The University of Iowa reports it took in a record amount of external funding in the last fiscal year.
Marty Scholz, is the U-I’s vice president for research. “We’re up to a little short of 589 million dollars — which is up six percent from last — up almost 35 million from last year,” he says. The funding includes gifts and grants and Scholz says they were able to get some funding from sources that they haven’t seen as much funding from in the past.
That includes a National Science Foundation grant to study STEM education, and a grant from the Department of Defense.
“The particular project that we have is to do some rehabilitation medicine, to devise some new devices. And then some other funding from the Department of Education, some places where we’ve always had some funding, but are getting a little more funding,” Scholz explains. “The number one funder continues to be the National Institutes of Health.” The funding from the NIH totaled nearly $171 million in the 2019 fiscal year.
He says obtaining the funding is very competitive process that includes other schools from across the country, and in some cases worldwide. “You have to know your audience, know who you’re writing for. But also for some of these agencies — especially the ones that we sort of call the mission agencies like the Department of Defense — you have know what it is that they want,” Scholz says. “So you have to work with them to figure out if what you do can help solve one of the problems that they have,” according to Scholz.
Scholz says the funding for research is not only important for those doing the work– but it also reaches beyond the researchers to students. “A lot of these projects involve students, almost all of them involve students of some sort. So students are getting experiences out of the classroom to augment those classroom experiences,” Scholz says. “…Certainly the graduate students and others are learning hot to do research to do this for a career.”
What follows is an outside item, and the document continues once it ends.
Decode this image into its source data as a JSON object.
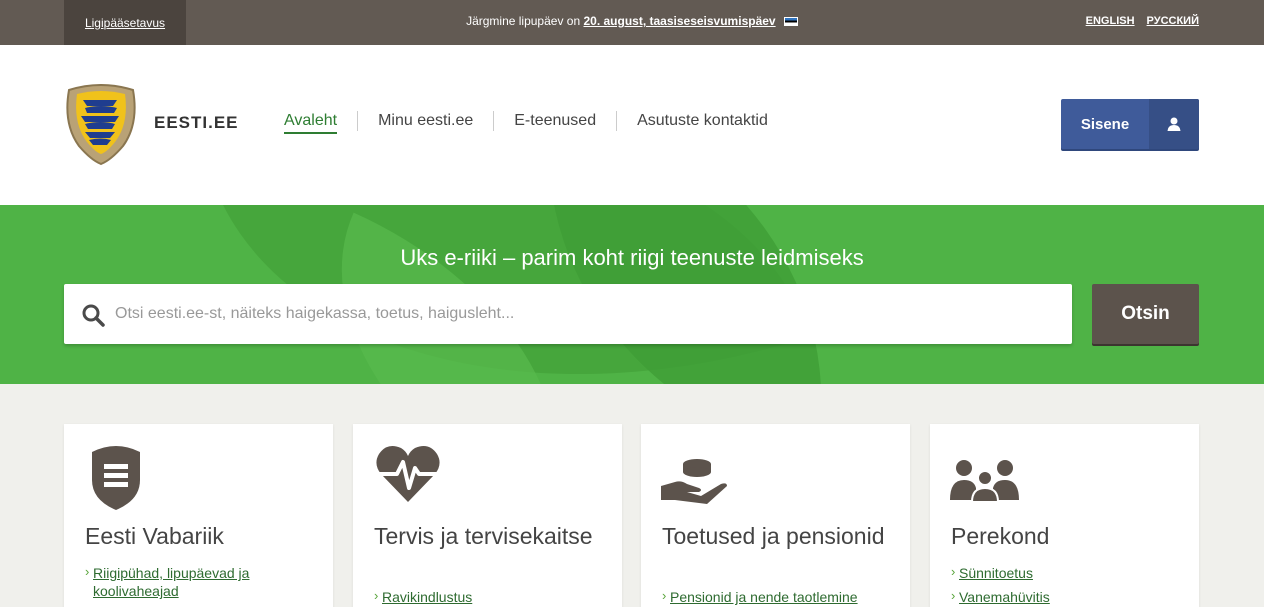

The funding report does not include a $115 million award from NASA to Iowa physicist Craig Kletzing — which was the single largest externally funded research project in the U-I’s history. Some of that funding is expected to be included in the 2020 fiscal year.